Stored data.
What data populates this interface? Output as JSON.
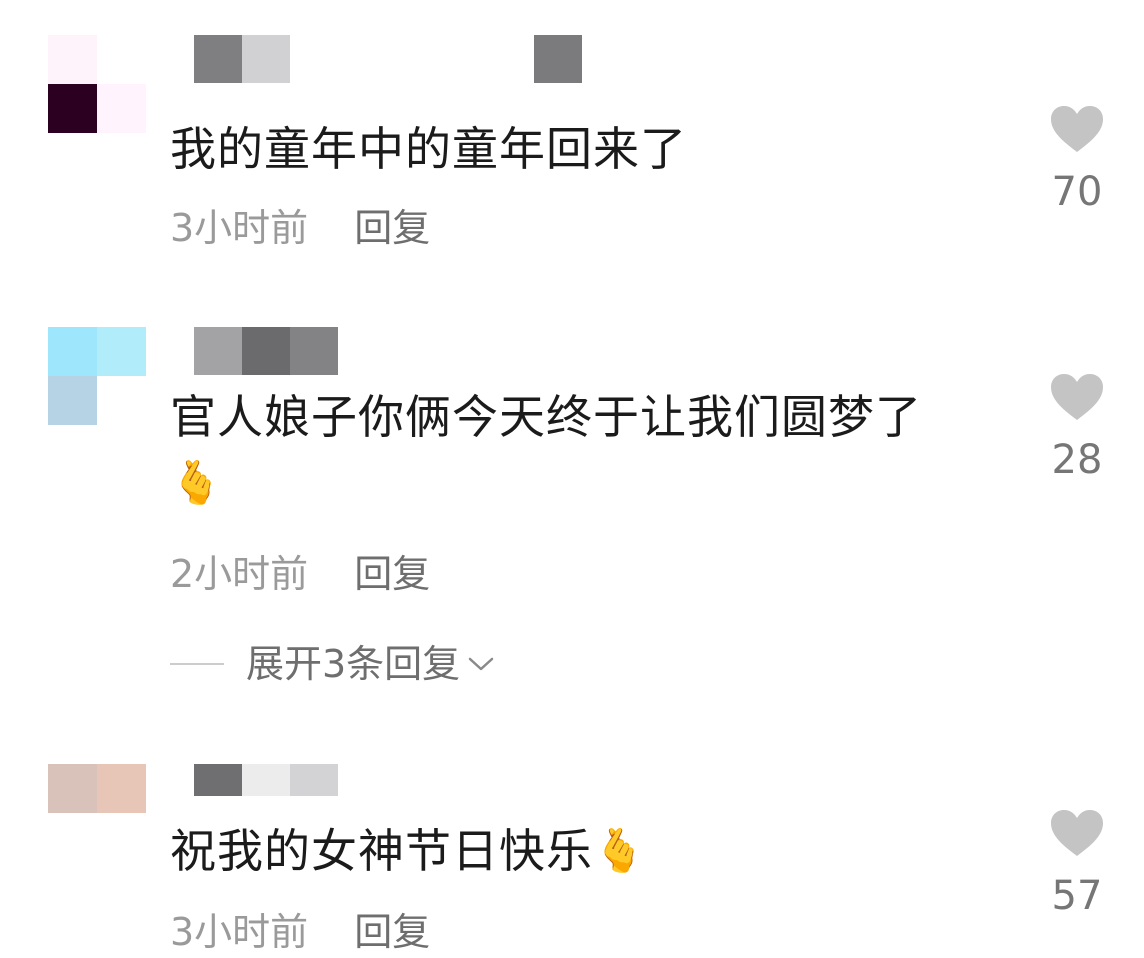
{
  "comments": [
    {
      "text": "我的童年中的童年回来了",
      "emoji": "",
      "time": "3小时前",
      "reply": "回复",
      "likes": "70",
      "avatar_colors": [
        "#fff3fb",
        "#ffffff",
        "#2b0021",
        "#fff4fd"
      ],
      "username_colors": [
        "#7f7e80",
        "#d1d1d3",
        "#ffffff",
        "#ffffff",
        "#ffffff",
        "#ffffff",
        "#ffffff",
        "#ffffff",
        "#7b7b7d"
      ]
    },
    {
      "text": "官人娘子你俩今天终于让我们圆梦了",
      "emoji": "🫰",
      "time": "2小时前",
      "reply": "回复",
      "likes": "28",
      "expand": "展开3条回复",
      "avatar_colors": [
        "#9de6fb",
        "#b1ecfb",
        "#b6d3e5",
        "#ffffff"
      ],
      "username_colors": [
        "#ffffff",
        "#a3a3a5",
        "#6b6b6d",
        "#838385"
      ]
    },
    {
      "text": "祝我的女神节日快乐",
      "emoji": "🫰",
      "time": "3小时前",
      "reply": "回复",
      "likes": "57",
      "avatar_colors": [
        "#d9c2b9",
        "#e7c6b8",
        "#ffffff",
        "#ffffff"
      ],
      "username_colors": [
        "#6f6f71",
        "#ececed",
        "#d3d3d5"
      ]
    }
  ],
  "icons": {
    "like": "heart-icon",
    "expand": "chevron-down-icon"
  },
  "colors": {
    "heart": "#c4c4c4"
  }
}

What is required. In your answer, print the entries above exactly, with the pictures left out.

Exercise solution.
What data populates this interface? Output as JSON.
{
  "comments": [
    {
      "text": "我的童年中的童年回来了",
      "emoji": "",
      "time": "3小时前",
      "reply": "回复",
      "likes": "70",
      "avatar_colors": [
        "#fff3fb",
        "#ffffff",
        "#2b0021",
        "#fff4fd"
      ],
      "username_colors": [
        "#7f7e80",
        "#d1d1d3",
        "#ffffff",
        "#ffffff",
        "#ffffff",
        "#ffffff",
        "#ffffff",
        "#ffffff",
        "#7b7b7d"
      ]
    },
    {
      "text": "官人娘子你俩今天终于让我们圆梦了",
      "emoji": "🫰",
      "time": "2小时前",
      "reply": "回复",
      "likes": "28",
      "expand": "展开3条回复",
      "avatar_colors": [
        "#9de6fb",
        "#b1ecfb",
        "#b6d3e5",
        "#ffffff"
      ],
      "username_colors": [
        "#ffffff",
        "#a3a3a5",
        "#6b6b6d",
        "#838385"
      ]
    },
    {
      "text": "祝我的女神节日快乐",
      "emoji": "🫰",
      "time": "3小时前",
      "reply": "回复",
      "likes": "57",
      "avatar_colors": [
        "#d9c2b9",
        "#e7c6b8",
        "#ffffff",
        "#ffffff"
      ],
      "username_colors": [
        "#6f6f71",
        "#ececed",
        "#d3d3d5"
      ]
    }
  ],
  "icons": {
    "like": "heart-icon",
    "expand": "chevron-down-icon"
  },
  "colors": {
    "heart": "#c4c4c4"
  }
}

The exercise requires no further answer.